PROBLEM DESCRIPTION >> Search the material for the string "bson" and copy each line where it occurs.

[Opening DATA SECTION section]

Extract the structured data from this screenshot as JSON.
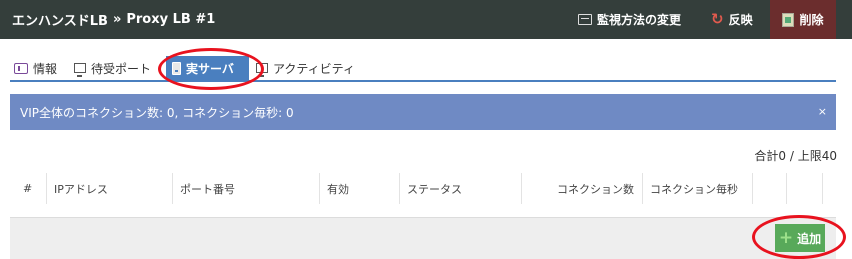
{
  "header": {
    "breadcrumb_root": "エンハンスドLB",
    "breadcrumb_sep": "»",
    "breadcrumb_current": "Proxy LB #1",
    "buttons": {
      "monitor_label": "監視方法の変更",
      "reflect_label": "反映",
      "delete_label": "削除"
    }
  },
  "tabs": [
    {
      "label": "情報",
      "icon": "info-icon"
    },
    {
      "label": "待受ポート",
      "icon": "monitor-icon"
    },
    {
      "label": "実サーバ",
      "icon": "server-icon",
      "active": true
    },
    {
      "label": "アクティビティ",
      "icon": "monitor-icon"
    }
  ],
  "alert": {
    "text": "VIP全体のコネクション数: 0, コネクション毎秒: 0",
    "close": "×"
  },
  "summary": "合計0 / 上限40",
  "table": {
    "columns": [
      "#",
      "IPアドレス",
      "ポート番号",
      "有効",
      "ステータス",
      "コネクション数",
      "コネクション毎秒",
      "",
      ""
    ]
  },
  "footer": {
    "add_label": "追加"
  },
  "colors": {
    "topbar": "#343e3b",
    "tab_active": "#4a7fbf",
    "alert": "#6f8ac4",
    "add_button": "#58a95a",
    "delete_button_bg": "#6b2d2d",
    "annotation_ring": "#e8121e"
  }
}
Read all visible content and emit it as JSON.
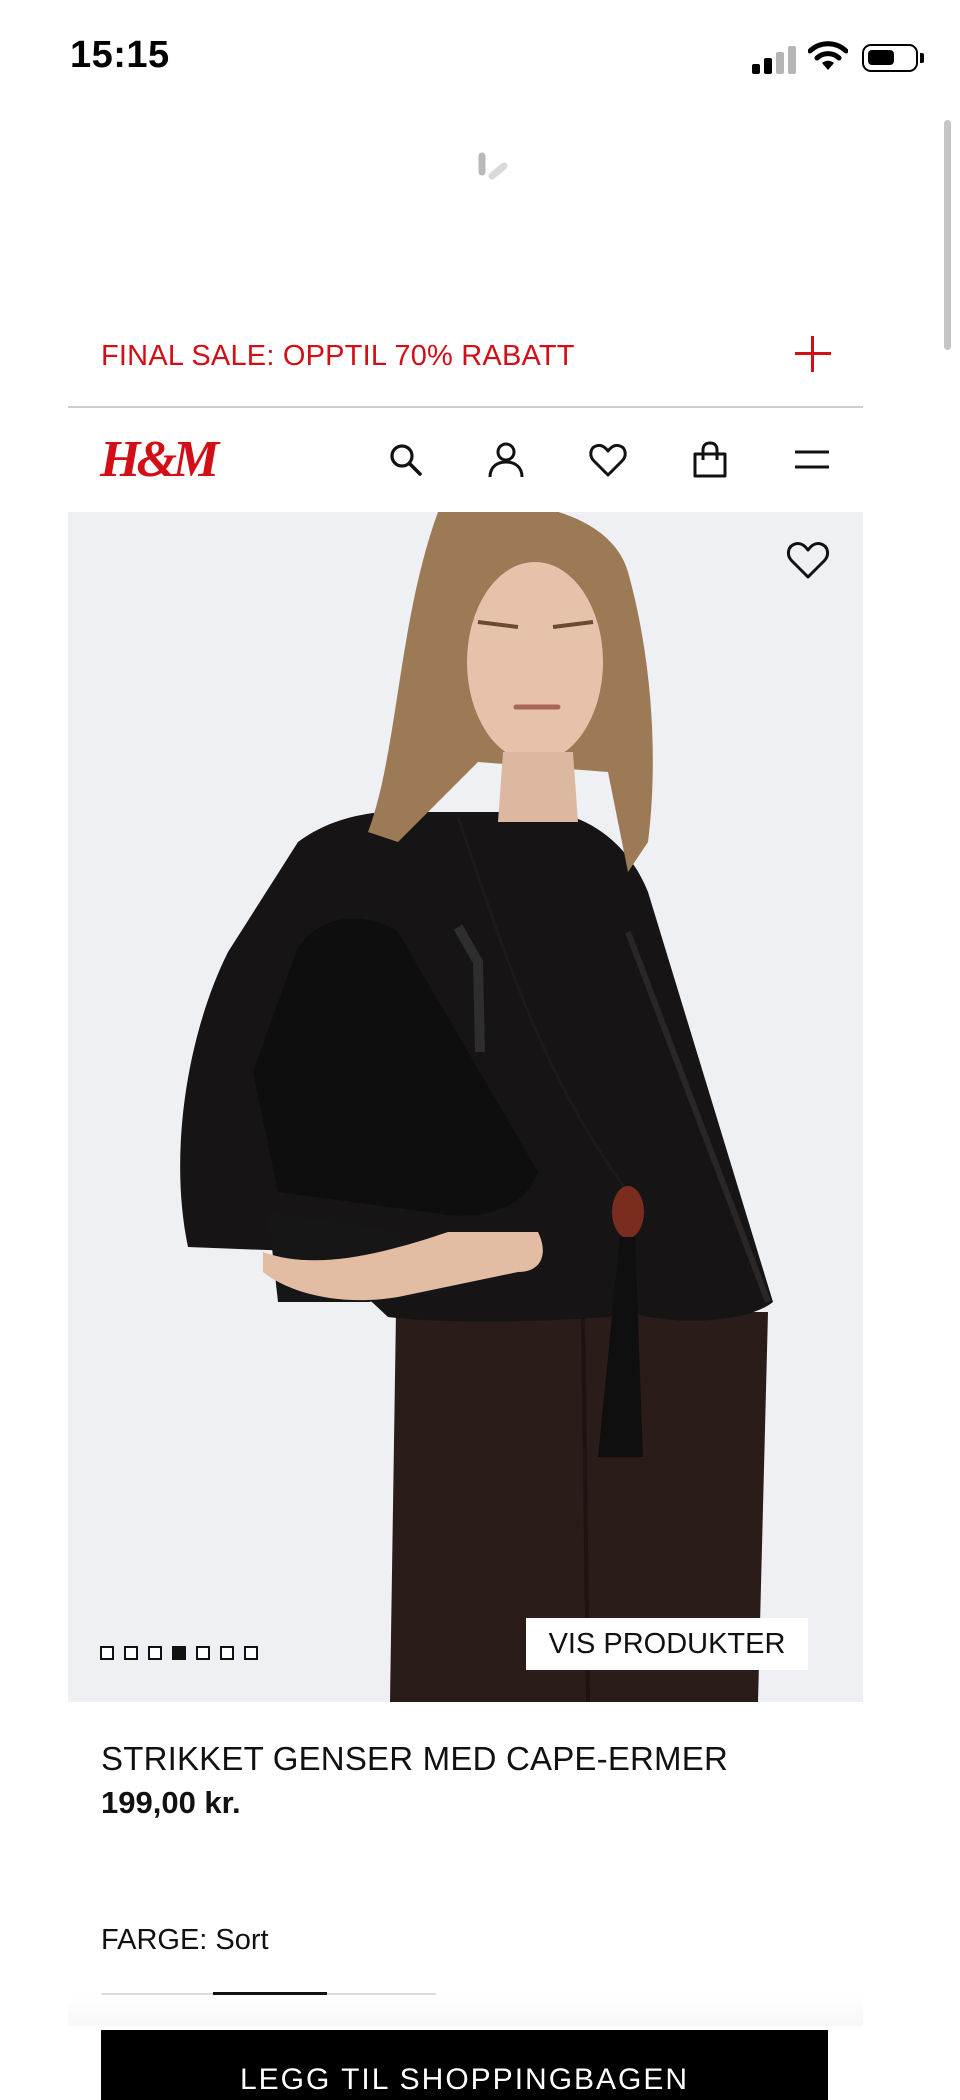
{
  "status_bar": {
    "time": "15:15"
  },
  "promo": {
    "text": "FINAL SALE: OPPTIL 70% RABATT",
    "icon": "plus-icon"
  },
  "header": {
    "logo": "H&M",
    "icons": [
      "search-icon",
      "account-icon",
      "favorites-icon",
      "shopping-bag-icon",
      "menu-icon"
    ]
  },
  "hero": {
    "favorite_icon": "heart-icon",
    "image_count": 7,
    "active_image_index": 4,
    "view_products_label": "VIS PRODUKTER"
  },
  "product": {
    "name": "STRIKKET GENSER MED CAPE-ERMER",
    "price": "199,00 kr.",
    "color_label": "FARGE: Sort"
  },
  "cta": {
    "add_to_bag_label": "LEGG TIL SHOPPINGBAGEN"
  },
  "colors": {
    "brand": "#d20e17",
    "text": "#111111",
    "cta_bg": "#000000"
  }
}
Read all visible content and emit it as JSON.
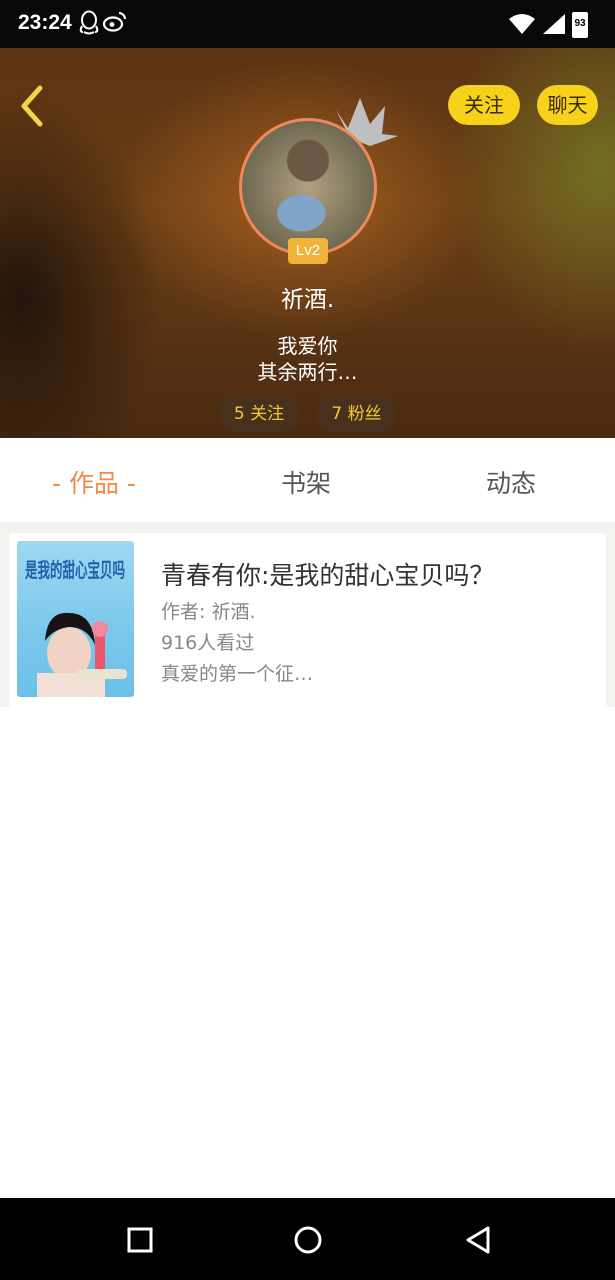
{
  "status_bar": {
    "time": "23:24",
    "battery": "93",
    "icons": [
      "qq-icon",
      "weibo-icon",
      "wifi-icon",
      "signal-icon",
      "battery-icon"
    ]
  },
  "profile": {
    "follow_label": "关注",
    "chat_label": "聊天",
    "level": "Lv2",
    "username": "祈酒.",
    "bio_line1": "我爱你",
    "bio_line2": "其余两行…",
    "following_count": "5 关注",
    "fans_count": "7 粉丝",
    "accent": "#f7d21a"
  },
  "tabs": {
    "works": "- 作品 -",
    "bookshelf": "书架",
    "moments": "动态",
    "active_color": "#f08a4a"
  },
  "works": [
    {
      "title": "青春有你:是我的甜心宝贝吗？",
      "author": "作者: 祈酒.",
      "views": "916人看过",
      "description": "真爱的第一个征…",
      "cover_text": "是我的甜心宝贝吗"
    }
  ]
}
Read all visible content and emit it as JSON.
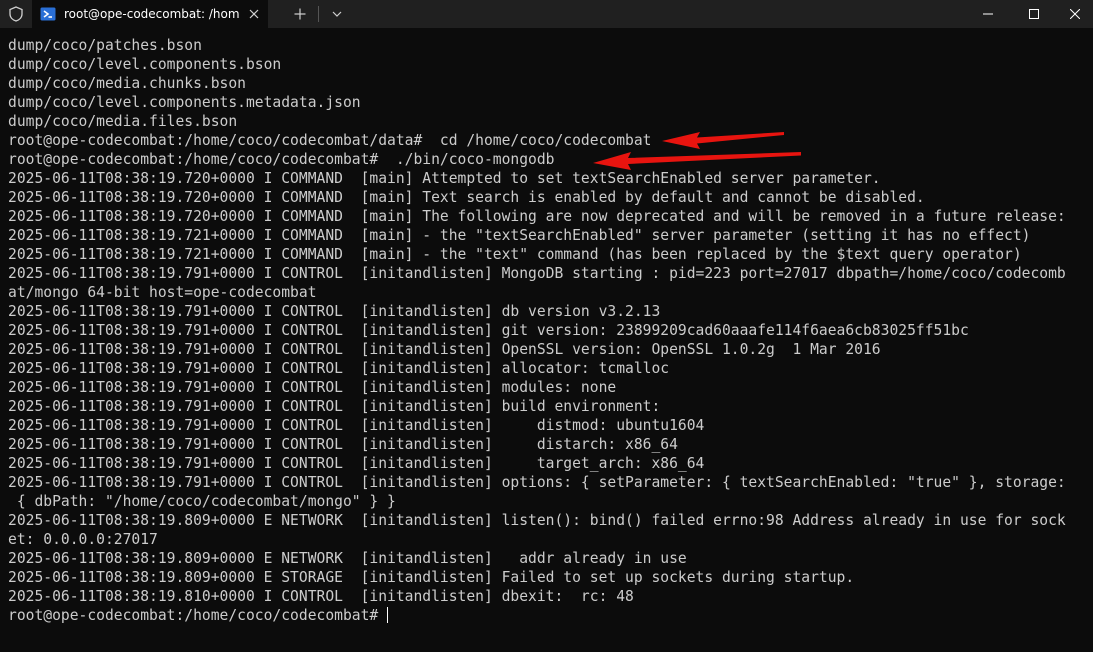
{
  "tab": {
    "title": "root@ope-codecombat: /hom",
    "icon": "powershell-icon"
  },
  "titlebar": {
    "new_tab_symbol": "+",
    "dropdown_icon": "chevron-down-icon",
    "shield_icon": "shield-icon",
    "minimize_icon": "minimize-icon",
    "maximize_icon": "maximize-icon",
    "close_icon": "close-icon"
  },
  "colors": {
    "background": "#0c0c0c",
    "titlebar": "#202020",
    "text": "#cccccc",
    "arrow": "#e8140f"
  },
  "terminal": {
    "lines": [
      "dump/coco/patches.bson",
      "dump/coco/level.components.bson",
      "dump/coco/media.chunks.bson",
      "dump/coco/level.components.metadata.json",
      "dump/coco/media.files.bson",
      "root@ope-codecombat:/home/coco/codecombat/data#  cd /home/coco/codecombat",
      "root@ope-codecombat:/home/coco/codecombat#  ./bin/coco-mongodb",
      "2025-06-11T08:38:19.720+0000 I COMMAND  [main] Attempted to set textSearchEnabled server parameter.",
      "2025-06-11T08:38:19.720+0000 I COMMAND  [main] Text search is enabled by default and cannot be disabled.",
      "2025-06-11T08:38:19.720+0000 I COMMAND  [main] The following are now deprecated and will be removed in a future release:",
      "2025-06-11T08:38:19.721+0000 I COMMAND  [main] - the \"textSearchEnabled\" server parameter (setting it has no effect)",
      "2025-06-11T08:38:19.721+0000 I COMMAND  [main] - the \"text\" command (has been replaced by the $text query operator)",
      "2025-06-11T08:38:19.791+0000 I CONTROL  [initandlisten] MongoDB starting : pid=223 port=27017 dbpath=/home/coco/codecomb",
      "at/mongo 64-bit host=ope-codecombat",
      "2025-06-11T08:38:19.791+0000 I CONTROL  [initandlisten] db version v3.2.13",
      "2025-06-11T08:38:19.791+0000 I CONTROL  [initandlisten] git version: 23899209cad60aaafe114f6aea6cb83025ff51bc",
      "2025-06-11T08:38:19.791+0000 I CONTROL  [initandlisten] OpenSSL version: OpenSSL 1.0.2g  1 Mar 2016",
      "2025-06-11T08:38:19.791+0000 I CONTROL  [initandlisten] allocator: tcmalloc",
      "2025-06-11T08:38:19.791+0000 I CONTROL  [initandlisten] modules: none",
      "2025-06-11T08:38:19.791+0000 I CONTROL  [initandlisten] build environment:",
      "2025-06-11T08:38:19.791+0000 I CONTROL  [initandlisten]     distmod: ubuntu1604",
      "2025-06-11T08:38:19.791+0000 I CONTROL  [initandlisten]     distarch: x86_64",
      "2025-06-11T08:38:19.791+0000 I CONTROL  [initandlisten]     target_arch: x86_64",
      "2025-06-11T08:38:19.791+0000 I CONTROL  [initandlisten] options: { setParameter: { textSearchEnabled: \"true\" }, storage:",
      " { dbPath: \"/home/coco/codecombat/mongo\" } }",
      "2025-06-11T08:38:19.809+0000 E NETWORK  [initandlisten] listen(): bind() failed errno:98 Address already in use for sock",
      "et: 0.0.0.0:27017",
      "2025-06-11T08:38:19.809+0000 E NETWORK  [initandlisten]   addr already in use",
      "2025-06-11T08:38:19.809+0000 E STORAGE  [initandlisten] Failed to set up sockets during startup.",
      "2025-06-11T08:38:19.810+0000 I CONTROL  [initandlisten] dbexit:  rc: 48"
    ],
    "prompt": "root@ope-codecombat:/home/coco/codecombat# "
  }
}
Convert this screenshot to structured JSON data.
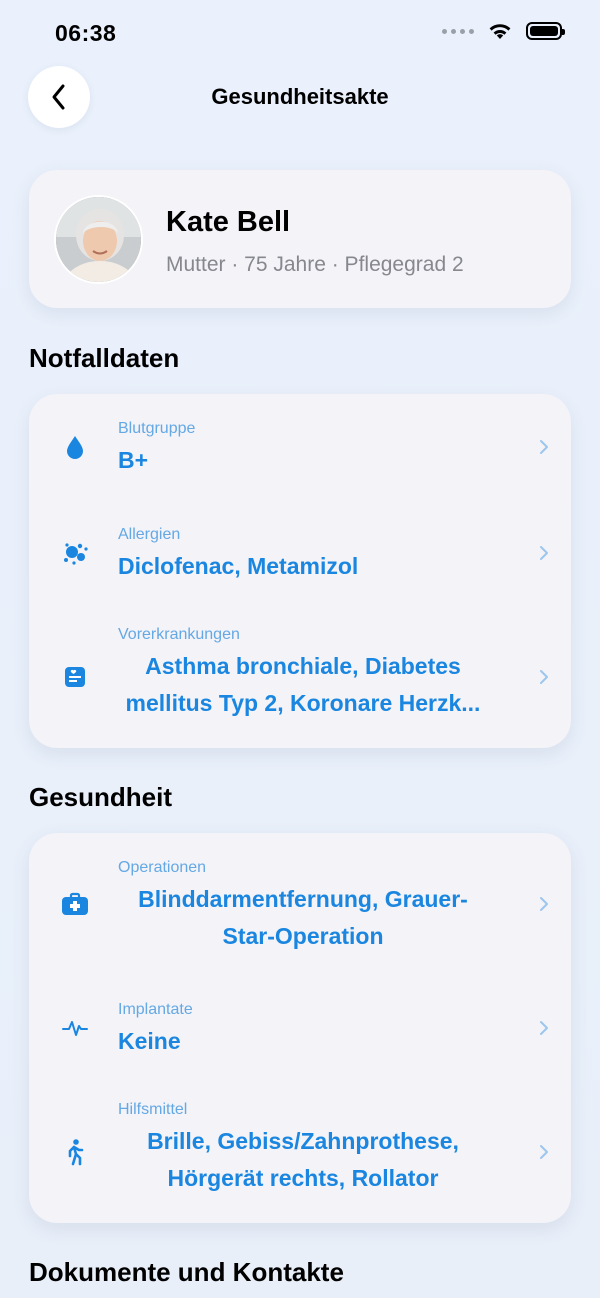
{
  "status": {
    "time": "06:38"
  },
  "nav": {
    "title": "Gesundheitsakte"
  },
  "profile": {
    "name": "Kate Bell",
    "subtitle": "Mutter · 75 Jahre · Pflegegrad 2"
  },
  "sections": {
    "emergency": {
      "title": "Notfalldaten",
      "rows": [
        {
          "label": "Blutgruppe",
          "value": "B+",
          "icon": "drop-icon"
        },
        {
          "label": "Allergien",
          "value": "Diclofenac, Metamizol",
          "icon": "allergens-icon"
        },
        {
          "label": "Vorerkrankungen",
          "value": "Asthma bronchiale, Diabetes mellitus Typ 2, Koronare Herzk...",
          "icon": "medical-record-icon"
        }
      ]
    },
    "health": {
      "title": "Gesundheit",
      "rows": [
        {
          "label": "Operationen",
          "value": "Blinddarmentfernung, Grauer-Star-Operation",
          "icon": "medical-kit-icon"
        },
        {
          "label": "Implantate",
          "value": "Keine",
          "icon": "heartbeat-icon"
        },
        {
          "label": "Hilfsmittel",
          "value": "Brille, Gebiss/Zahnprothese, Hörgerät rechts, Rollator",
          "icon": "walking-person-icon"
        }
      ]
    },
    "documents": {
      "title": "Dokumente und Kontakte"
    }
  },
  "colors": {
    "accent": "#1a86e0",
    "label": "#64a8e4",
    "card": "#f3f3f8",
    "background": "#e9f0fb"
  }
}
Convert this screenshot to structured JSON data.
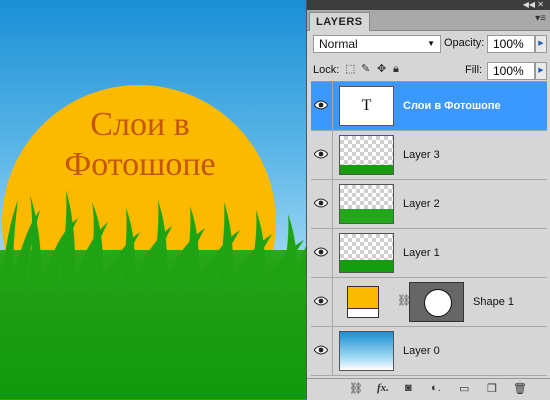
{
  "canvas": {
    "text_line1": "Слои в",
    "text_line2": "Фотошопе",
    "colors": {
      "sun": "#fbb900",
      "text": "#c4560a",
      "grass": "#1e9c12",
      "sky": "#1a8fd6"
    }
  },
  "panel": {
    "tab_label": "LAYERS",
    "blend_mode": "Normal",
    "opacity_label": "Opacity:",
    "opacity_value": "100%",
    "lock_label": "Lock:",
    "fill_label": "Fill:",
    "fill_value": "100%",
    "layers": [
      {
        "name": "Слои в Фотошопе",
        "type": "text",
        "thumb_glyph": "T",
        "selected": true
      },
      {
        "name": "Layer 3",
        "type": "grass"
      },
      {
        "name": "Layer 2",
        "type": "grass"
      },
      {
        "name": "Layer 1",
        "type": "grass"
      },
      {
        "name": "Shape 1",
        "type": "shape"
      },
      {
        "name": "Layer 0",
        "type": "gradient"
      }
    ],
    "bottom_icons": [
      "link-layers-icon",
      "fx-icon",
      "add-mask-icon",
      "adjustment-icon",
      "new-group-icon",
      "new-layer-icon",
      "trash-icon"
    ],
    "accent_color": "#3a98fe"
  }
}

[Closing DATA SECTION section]

SOLUTION TO THE PROBLEM >>
      "dump/coco/patches.bson",
      "dump/coco/level.components.bson",
      "dump/coco/media.chunks.bson",
      "dump/coco/media.files.bson",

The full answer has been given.